grant_type=client_credentials&scope=example.scope&client_id=myappid

Executing this request gives you a response containing the token required for requests to the API. Avoiding file variables you'd paste it into the {{token}} variable in the settings file, allowing this request to work as expected:

GET https://{baseUrl}/api/endpoint HTTP/1.1
Authorization: Bearer {{token}}

Next part

Funnily enough when I tried to find a sane workflow for this using the REST Client for Visual Studio Code I eventually found this pull request: Provide possibility to extract values from response

As you might know @cbrevik is actually my colleague Christian Brevik, and there is a slight chance that he might have mentioned this exact pull request on Slack at some point earlier this year 🙃.
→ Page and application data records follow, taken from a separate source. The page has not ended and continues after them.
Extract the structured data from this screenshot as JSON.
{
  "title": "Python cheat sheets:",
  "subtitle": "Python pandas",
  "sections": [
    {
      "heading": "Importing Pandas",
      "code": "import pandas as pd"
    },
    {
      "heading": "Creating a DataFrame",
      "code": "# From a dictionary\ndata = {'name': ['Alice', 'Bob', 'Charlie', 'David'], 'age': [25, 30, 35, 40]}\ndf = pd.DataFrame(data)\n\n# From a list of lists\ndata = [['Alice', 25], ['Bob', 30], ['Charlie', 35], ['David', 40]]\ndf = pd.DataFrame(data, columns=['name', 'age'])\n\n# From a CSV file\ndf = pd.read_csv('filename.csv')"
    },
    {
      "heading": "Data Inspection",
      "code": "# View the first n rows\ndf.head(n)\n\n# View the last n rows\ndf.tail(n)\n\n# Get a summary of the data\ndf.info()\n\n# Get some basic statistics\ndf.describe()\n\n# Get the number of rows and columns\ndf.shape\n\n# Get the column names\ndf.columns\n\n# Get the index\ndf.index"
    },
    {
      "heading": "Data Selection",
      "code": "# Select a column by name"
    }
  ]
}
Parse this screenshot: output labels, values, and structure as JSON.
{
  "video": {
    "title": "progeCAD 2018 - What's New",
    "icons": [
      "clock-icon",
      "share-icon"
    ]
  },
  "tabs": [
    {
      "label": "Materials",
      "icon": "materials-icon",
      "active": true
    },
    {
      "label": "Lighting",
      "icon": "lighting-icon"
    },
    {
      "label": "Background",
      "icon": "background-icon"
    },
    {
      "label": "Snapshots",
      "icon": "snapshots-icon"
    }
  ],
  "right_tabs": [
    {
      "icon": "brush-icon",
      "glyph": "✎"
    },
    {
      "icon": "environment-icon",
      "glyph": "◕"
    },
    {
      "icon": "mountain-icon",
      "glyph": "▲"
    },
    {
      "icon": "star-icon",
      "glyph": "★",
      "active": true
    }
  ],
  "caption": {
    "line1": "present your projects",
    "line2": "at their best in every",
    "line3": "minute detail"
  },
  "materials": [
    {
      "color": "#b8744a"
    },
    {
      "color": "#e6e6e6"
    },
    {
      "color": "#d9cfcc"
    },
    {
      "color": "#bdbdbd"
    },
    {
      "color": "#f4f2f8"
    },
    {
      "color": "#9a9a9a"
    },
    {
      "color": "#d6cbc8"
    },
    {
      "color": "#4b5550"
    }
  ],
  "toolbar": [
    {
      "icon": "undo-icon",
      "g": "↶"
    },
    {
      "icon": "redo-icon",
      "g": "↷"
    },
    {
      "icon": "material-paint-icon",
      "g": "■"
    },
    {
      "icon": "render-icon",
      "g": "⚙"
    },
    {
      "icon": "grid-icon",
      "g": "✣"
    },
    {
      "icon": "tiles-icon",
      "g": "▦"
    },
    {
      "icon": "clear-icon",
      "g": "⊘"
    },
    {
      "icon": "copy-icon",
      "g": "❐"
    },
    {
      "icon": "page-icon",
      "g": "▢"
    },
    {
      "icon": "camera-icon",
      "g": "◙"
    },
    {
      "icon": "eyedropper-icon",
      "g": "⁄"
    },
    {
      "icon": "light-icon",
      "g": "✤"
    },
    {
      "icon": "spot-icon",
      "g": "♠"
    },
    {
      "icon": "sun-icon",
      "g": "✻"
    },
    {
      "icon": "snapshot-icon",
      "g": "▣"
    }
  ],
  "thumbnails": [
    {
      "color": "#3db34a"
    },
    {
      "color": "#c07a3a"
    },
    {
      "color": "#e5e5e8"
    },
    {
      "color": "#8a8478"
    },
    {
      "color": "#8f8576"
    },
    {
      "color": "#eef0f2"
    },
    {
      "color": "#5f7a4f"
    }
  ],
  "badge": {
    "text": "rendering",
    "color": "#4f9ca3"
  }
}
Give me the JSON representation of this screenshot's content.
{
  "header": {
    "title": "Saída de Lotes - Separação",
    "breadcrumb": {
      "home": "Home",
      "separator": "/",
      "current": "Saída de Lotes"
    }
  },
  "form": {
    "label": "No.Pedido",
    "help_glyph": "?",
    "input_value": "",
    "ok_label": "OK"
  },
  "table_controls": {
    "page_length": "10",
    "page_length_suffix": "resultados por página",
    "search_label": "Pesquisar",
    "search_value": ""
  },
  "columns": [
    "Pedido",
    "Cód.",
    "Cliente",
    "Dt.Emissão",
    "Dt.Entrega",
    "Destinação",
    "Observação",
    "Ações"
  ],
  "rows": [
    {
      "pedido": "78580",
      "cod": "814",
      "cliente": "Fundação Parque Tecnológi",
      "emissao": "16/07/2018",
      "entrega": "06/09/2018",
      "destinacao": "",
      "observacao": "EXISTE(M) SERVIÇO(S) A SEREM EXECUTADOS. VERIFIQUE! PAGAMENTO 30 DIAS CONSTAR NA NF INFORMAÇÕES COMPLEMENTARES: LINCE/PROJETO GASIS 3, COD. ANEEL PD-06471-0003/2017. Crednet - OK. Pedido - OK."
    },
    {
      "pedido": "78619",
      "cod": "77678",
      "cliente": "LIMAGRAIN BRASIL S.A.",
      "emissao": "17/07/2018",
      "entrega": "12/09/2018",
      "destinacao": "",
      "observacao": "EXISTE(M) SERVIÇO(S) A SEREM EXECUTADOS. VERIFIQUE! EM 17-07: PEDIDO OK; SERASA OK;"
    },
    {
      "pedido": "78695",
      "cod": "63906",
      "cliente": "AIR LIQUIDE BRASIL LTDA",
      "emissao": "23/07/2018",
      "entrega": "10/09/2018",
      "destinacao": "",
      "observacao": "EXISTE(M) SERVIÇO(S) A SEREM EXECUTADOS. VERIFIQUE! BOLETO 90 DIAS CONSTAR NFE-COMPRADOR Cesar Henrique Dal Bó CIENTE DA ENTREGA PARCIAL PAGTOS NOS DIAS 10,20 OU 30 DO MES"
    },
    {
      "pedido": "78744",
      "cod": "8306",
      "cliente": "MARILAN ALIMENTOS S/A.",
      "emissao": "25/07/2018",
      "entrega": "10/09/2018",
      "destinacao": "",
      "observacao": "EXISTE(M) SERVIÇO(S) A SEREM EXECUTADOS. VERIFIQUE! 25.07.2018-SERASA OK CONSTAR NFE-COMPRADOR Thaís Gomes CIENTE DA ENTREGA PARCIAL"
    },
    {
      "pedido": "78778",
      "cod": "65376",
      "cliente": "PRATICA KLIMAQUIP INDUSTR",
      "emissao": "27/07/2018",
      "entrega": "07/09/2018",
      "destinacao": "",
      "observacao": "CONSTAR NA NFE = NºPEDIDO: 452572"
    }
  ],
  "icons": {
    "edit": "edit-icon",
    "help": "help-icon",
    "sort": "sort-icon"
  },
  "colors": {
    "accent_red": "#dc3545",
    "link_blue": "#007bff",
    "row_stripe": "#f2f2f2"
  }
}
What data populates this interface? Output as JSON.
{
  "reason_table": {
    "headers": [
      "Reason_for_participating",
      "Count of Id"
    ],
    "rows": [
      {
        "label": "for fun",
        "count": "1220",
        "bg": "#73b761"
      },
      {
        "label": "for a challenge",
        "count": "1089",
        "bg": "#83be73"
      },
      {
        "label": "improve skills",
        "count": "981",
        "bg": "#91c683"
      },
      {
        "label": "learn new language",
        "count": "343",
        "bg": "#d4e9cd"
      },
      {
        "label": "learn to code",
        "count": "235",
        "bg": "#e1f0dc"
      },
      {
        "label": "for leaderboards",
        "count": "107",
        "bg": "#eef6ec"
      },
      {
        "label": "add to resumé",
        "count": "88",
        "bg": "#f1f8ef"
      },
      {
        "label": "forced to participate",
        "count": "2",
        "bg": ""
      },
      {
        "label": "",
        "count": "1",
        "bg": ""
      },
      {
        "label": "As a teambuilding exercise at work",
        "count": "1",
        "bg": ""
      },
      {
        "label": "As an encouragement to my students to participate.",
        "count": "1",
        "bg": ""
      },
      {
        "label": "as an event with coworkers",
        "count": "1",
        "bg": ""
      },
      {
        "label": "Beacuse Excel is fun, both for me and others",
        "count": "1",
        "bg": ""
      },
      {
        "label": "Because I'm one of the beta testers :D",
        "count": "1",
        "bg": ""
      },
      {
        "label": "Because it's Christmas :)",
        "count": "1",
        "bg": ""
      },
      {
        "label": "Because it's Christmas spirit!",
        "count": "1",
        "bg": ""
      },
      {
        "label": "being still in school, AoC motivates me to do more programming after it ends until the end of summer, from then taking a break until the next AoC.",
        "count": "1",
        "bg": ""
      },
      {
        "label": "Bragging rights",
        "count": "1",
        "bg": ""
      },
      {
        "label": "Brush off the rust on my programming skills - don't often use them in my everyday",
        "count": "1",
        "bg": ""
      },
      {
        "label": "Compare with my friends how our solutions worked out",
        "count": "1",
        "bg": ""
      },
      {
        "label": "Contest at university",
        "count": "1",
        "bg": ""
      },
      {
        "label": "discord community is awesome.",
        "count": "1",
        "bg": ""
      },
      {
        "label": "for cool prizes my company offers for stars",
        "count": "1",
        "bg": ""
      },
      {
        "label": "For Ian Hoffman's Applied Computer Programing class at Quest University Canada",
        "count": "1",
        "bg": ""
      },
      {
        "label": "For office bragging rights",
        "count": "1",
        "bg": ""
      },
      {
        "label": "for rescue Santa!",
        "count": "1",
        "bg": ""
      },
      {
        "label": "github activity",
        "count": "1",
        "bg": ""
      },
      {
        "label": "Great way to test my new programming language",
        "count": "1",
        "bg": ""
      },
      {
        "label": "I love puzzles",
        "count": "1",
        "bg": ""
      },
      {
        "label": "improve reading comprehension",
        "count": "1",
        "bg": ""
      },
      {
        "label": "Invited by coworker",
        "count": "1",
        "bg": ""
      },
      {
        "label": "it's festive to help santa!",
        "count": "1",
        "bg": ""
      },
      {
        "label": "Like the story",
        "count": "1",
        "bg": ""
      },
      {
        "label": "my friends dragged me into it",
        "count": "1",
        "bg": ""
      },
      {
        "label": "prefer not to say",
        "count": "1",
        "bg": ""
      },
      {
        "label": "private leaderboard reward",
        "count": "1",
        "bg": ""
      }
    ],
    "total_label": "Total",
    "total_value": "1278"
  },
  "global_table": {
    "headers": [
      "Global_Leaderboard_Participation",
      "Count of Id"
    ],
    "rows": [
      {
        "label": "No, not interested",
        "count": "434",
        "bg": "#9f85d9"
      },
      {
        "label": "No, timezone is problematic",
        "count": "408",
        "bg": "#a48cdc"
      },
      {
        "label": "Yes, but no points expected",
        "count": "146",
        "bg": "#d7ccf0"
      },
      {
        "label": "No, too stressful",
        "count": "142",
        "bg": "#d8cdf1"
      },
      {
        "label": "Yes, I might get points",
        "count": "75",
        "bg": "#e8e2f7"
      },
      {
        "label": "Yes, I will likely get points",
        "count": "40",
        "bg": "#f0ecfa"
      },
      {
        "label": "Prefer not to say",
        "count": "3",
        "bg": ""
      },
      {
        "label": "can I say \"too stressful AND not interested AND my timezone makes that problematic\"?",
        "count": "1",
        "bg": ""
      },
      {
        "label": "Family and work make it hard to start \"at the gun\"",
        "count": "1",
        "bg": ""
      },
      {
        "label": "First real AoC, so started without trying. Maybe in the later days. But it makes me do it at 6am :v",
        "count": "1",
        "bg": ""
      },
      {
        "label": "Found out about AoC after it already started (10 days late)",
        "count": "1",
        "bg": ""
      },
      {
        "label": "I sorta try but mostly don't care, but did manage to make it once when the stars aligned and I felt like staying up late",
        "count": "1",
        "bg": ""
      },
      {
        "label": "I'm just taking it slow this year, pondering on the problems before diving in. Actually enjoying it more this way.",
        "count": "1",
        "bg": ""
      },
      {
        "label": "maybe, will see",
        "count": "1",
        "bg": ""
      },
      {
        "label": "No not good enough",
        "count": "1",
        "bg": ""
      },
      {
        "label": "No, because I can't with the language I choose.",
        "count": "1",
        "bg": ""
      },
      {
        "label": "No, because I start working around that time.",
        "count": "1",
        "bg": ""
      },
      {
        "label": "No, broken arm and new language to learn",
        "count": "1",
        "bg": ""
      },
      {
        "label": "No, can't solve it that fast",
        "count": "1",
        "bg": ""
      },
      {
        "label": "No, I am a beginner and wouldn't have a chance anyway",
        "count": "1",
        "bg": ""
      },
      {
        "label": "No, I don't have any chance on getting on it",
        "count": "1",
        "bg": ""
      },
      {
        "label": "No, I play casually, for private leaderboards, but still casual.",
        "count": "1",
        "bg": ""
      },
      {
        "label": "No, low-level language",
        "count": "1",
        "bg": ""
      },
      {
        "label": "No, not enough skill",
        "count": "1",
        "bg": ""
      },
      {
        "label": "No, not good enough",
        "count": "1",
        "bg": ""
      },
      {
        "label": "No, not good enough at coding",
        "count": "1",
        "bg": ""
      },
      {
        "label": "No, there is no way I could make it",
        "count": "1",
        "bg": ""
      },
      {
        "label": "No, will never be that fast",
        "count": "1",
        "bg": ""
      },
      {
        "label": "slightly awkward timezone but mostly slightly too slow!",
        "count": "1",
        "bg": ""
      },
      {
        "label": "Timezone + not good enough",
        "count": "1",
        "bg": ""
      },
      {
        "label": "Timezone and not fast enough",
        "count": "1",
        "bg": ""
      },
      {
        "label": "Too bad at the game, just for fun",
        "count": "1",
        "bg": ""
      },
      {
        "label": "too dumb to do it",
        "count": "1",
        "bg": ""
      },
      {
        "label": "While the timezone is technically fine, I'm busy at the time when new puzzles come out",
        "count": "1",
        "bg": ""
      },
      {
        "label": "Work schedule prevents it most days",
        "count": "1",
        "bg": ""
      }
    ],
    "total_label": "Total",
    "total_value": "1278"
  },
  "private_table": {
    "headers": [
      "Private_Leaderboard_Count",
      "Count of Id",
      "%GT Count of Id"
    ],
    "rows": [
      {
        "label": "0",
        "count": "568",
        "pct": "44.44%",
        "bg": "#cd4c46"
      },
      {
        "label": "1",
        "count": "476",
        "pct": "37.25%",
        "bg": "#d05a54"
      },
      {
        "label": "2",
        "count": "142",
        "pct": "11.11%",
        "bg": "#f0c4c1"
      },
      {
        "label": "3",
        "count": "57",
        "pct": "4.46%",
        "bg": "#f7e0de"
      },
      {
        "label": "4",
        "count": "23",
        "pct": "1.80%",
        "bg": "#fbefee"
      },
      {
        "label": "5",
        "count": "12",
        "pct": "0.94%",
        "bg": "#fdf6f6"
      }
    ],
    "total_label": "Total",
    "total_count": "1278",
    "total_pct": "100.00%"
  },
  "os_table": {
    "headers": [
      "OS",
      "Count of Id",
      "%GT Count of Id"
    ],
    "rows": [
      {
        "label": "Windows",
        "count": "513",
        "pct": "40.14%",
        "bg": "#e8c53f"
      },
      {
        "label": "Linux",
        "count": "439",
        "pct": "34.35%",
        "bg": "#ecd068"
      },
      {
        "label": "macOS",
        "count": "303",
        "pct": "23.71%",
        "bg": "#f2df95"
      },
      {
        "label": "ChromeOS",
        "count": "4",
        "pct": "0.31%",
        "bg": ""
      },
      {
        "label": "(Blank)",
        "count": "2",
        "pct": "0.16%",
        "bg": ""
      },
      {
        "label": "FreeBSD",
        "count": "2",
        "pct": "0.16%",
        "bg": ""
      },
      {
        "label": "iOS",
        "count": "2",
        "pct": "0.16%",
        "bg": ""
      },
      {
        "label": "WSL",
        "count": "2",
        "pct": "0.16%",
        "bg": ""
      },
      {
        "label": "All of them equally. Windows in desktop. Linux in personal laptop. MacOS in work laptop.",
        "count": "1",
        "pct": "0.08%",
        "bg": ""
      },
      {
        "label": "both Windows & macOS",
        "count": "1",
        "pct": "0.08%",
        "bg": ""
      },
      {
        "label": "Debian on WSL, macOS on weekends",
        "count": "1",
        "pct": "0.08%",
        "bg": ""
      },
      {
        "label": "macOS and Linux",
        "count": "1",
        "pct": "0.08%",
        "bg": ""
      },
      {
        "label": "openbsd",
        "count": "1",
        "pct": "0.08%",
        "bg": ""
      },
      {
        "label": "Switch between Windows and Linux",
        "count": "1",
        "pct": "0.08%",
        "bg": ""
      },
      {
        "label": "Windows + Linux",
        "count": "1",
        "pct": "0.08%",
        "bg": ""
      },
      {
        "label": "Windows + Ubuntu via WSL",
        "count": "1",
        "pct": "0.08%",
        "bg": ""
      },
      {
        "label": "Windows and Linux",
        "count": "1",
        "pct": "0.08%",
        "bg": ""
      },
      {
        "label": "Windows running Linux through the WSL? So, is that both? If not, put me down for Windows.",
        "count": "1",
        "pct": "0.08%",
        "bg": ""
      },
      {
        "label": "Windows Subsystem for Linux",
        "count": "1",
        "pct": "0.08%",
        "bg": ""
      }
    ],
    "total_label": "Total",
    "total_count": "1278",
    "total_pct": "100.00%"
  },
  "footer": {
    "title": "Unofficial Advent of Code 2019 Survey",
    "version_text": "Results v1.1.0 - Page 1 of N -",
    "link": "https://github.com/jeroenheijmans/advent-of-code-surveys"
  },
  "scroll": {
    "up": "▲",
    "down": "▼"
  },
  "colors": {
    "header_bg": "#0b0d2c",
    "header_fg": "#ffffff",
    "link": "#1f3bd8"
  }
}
But I digress.

This pull request is actually the key for a super smooth workflow, that in my opinion is even better than what Postman delivers.

The changes between the last example and this one are small, but very important. It'll be easy to notice now that we have looked at the previous versions:

# @name login
POST {{identityAuthority}} HTTP/1.1
Content-Type: application/x-www-form-urlencoded
Authorization: {{credential}}

grant_type=client_credentials&scope=example.scope&client_id=myappid

Did you notice it?

Let's use it when calling the API. Add the following to the same .http file:

###
GET https://{baseUrl}/api/endpoint HTTP/1.1
Authorization: Bearer {{login.response.body.access_token}}

That's it. As long as you first trigger the request to the {{identityAuthority}}, you can now call the API endpoint within that .http file without doing anything else.

You'll have to refresh the token by triggering the authentication when the previous one expires and when changing .http file you're making requests from. But that's it.

So what did we do here? By using request variables we where able to pick the access token returned in the first request as part of the Authorization header in the request to the API endpoint.

We did that by adding the @name login variable to the first request and then referencing it by adding {{login.response.body.access_token}} to the second request in the .http file.

Easy peasy.